By Agence France-Presse
Dozens more were hurt in the accident, some of them seriously, and overwhelmed local hospitals ran out of space for the dead, forcing them to leave some bodies outside.
The disaster, near Amritsar in the north of the country on Friday, led to new demands for safety reforms to India's accident-plagued railway system, which records thousands of deaths each year.
Reports said the train hit scores of people who had gathered on tracks to watch the burning of a firework-packed effigy of the demon king Ravana for a Hindu festival.
Police said victims did not hear the Jalandhar-Amritsar express arriving because the noise was drowned out by firecrackers.
Another train had narrowly missed the crowds two minutes earlier, officials said.
Many bodies were badly dismembered and police said identification of the victims could take several days, officials said.
Amritsar's main hospital did not have enough space in its morgue, and some corpses were laid outside.
Hardeep Singh, chief medical officer for Amritsar, told AFP 59 deaths had been confirmed and 90 people had been injured.
Singh said only 25 bodies had been identified so far.
Media reports said there were 61 dead.
The funerals of some victims were held Saturday and the accident brought widespread demands for tough action by authorities.
Punjab state governor V.P. Singh Badnore said: "Those who need to be punished will be punished and accountability will be fixed."
A 2012 government report described the loss of 15,000 passengers to rail accidents every year in India as a "massacre". The government has pledged $137 billion over five years to modernise the crumbling network.

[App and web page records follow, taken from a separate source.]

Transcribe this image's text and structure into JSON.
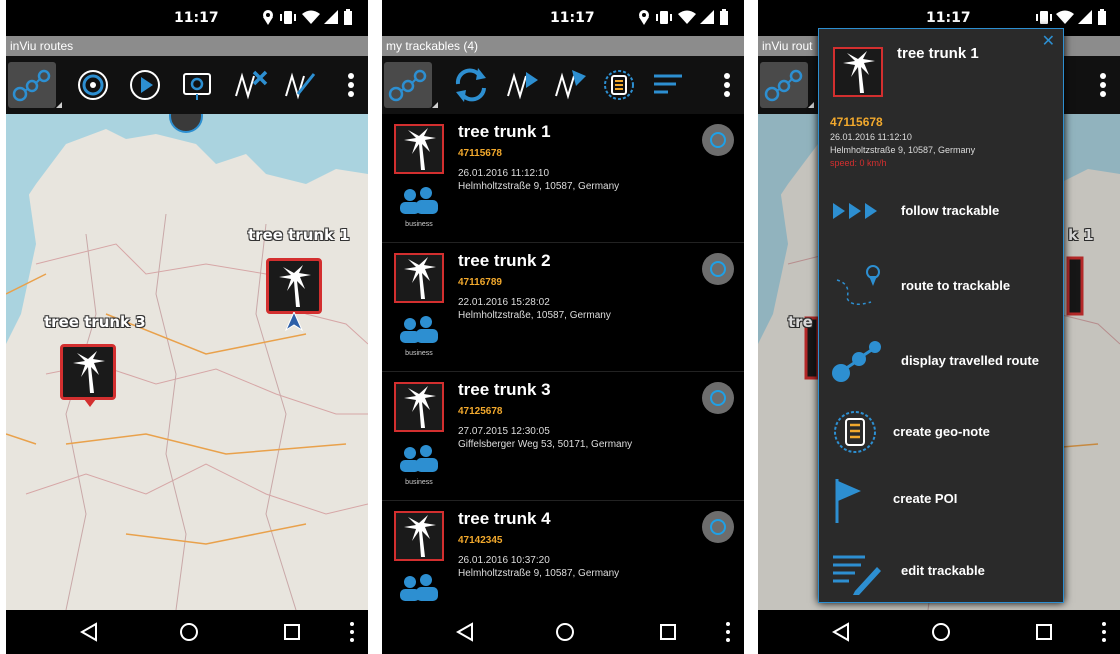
{
  "status": {
    "time": "11:17"
  },
  "screen1": {
    "title": "inViu routes",
    "markers": [
      {
        "label": "tree trunk 1"
      },
      {
        "label": "tree trunk 3"
      }
    ]
  },
  "screen2": {
    "title": "my trackables (4)",
    "items": [
      {
        "name": "tree trunk 1",
        "id": "47115678",
        "date": "26.01.2016 11:12:10",
        "address": "Helmholtzstraße 9,  10587, Germany",
        "group": "business"
      },
      {
        "name": "tree trunk 2",
        "id": "47116789",
        "date": "22.01.2016 15:28:02",
        "address": "Helmholtzstraße,  10587, Germany",
        "group": "business"
      },
      {
        "name": "tree trunk 3",
        "id": "47125678",
        "date": "27.07.2015 12:30:05",
        "address": "Giffelsberger Weg 53,  50171, Germany",
        "group": "business"
      },
      {
        "name": "tree trunk 4",
        "id": "47142345",
        "date": "26.01.2016 10:37:20",
        "address": "Helmholtzstraße 9,  10587, Germany",
        "group": ""
      }
    ]
  },
  "screen3": {
    "title": "inViu rout",
    "popup": {
      "name": "tree trunk 1",
      "id": "47115678",
      "date": "26.01.2016 11:12:10",
      "address": "Helmholtzstraße 9,  10587, Germany",
      "speed": "speed: 0 km/h",
      "actions": [
        {
          "label": "follow trackable",
          "icon": "play-arrows-icon"
        },
        {
          "label": "route to trackable",
          "icon": "route-pin-icon"
        },
        {
          "label": "display travelled route",
          "icon": "route-dots-icon"
        },
        {
          "label": "create geo-note",
          "icon": "geo-note-icon"
        },
        {
          "label": "create POI",
          "icon": "flag-icon"
        },
        {
          "label": "edit trackable",
          "icon": "edit-pencil-icon"
        }
      ]
    },
    "partial_labels": {
      "marker_right": "k 1",
      "marker_left": "tre"
    }
  },
  "colors": {
    "accent": "#2d8fd1",
    "marker_border": "#d32f2f",
    "id_text": "#f2a92d"
  }
}
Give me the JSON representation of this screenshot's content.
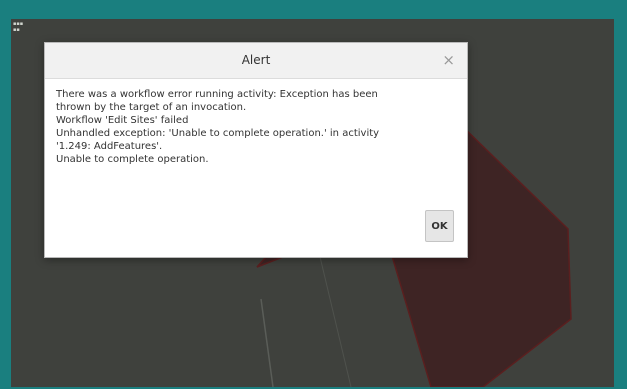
{
  "dialog": {
    "title": "Alert",
    "close_glyph": "×",
    "message_lines": [
      "There was a workflow error running activity: Exception has been",
      "thrown by the target of an invocation.",
      "Workflow 'Edit Sites' failed",
      "Unhandled exception: 'Unable to complete operation.' in activity",
      "'1.249: AddFeatures'.",
      "Unable to complete operation."
    ],
    "ok_label": "OK"
  },
  "colors": {
    "frame": "#1a7f7f",
    "map_background": "#3f413d",
    "parcel_fill": "#3e2424",
    "parcel_stroke": "#5a1f1f"
  }
}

Railway minister Piyush Goyal returned early from a trip to the United States to go to Amritsar on Saturday. Punjab chief minister Amarinder Singh called off a trip to Israel to go to the disaster scene.